  • Justin Galt

    “What we owe on our government bill already far exceeds the value we derive”…what are you basing that assertion on?

    • Justin Katz

      My considered opinion based on our demonstrably high taxes, our demonstrably low quality of service, and anecdotal experience.

      • Justin Galt

        I would suggest your opinion is based more heavily on anecdotal experience and much less on the “demonstrably”, but thank you for your honesty.

        • Justin Katz

          There really is no disputing that Rhode Island has a high tax burden, and bad roads and bridges, mediocre education at a high cost, the UHIP debacle, and so on are all well documented.

  • Rhett Hardwick

    Nonsense, there are plenty of “shortcuts”. I see twice the number of guys on a job as necessary (when job is done by local highway dept). They could be doing two jobs in the same time. “prevailing wage”, stop work and “wait for the inspector”, onerous “details” that the contractor has to pick up (in Vermont they use what appear to be welfare mothers rather than police), being required to fill an excavation and re-excavate the next day, instead of steel plating it (if you cross someone from the city, maybe refusing to pay a large “detail”), the list goes on and on for anyone with experience in the road trades. I’ve known road contractors who have had guns “shown to them” by union officials. They refused to work in RI after that.

    • Mike678

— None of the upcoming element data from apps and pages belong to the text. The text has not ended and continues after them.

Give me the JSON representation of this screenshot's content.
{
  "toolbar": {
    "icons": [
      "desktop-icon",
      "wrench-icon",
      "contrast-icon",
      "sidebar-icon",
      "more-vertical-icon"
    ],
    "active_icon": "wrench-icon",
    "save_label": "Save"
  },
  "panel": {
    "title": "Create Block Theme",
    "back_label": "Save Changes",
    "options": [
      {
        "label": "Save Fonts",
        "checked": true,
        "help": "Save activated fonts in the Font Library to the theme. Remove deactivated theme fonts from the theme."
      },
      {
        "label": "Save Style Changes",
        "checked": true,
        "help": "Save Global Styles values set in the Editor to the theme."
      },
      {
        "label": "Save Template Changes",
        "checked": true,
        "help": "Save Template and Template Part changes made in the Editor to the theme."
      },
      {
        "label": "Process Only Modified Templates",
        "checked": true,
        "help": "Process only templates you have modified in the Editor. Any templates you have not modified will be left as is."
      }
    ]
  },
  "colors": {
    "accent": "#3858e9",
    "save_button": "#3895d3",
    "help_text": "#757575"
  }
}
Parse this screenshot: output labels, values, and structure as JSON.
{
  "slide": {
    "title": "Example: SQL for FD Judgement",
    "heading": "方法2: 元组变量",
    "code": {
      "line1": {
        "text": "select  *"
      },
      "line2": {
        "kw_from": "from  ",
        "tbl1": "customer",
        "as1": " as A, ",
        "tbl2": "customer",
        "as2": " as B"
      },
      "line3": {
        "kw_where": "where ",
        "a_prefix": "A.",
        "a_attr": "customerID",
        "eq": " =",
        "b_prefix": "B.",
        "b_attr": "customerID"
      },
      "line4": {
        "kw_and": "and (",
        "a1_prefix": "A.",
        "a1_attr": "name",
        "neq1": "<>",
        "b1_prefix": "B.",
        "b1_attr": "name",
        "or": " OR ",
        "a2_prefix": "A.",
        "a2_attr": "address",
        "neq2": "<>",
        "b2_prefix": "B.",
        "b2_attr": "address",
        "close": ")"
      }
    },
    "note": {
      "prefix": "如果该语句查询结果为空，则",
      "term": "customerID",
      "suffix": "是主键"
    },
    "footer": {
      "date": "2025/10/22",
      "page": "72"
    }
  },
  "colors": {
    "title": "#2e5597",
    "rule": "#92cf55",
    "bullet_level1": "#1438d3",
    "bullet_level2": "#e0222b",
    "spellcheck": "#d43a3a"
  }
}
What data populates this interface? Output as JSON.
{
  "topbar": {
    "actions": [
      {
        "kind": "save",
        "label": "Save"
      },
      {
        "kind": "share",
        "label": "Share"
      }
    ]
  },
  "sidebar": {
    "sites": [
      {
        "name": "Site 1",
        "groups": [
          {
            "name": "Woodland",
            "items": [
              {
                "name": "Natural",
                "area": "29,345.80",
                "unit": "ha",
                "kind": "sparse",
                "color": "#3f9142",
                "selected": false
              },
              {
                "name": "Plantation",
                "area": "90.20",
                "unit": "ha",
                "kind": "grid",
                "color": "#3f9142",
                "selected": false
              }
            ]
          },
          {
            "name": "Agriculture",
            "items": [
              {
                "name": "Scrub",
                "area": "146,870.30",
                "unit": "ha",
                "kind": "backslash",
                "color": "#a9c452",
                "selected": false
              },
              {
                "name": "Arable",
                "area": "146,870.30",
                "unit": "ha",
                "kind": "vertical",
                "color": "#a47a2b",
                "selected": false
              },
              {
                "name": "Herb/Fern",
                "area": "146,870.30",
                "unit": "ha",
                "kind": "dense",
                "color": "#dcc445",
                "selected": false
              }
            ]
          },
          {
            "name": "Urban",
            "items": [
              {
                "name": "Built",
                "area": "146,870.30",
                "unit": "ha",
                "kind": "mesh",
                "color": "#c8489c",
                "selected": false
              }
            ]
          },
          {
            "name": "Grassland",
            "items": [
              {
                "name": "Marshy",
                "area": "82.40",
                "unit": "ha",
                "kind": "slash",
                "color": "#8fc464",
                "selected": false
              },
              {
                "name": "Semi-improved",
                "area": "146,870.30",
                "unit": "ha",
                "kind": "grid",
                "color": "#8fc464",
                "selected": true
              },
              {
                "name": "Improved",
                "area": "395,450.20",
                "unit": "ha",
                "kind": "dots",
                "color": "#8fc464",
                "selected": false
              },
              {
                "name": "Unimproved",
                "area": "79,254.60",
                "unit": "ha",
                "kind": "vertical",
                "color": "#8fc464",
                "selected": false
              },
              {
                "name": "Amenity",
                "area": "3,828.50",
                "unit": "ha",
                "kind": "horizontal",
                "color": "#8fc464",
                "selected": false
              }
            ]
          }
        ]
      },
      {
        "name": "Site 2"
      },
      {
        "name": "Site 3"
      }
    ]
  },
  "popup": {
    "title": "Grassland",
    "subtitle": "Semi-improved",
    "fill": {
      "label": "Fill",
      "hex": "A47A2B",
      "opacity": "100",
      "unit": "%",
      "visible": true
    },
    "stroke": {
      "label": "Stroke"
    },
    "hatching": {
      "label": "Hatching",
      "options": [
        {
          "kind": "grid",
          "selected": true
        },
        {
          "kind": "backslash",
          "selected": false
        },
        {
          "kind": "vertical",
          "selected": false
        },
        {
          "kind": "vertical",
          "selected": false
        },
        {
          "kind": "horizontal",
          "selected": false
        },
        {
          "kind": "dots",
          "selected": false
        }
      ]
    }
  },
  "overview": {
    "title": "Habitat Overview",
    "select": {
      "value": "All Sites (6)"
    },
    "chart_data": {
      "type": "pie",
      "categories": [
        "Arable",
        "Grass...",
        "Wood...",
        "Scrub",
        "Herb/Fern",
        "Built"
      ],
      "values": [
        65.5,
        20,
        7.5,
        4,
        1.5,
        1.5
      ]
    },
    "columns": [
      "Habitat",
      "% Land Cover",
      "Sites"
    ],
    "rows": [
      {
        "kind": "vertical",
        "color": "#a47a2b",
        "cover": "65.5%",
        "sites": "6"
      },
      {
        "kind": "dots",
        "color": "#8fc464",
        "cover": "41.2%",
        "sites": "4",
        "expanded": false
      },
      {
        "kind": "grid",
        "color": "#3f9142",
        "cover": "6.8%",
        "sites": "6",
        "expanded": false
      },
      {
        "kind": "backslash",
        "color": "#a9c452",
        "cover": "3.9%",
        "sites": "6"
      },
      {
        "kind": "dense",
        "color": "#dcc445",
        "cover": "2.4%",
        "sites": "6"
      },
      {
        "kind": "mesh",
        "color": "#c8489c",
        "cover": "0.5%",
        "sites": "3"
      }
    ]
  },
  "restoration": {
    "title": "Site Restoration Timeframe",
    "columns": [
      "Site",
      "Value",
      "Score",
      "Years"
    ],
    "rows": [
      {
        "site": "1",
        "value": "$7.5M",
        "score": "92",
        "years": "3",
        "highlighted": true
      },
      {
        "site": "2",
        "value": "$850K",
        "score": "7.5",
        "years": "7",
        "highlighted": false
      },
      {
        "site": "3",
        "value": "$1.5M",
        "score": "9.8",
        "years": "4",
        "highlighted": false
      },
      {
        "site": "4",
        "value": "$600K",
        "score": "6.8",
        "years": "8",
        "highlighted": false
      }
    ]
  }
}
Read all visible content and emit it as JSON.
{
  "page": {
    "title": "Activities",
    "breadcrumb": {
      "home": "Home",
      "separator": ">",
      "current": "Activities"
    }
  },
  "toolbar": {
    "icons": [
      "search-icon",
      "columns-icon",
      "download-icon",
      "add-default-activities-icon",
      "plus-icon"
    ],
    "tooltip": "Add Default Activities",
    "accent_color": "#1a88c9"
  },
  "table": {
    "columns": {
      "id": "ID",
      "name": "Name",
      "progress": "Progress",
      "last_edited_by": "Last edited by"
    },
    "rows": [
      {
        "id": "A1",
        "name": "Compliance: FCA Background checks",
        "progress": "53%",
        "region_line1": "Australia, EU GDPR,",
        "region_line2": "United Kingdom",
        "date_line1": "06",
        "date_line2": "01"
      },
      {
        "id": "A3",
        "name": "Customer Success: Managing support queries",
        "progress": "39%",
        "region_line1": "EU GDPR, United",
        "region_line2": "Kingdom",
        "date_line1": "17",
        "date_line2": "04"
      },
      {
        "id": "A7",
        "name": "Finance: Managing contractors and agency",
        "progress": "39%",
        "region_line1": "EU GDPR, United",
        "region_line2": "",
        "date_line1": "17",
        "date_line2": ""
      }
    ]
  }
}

      Obviously a union man. People vote their own self-interest.

  • Chip

    We are suckers because we put up with this. SUCKERS!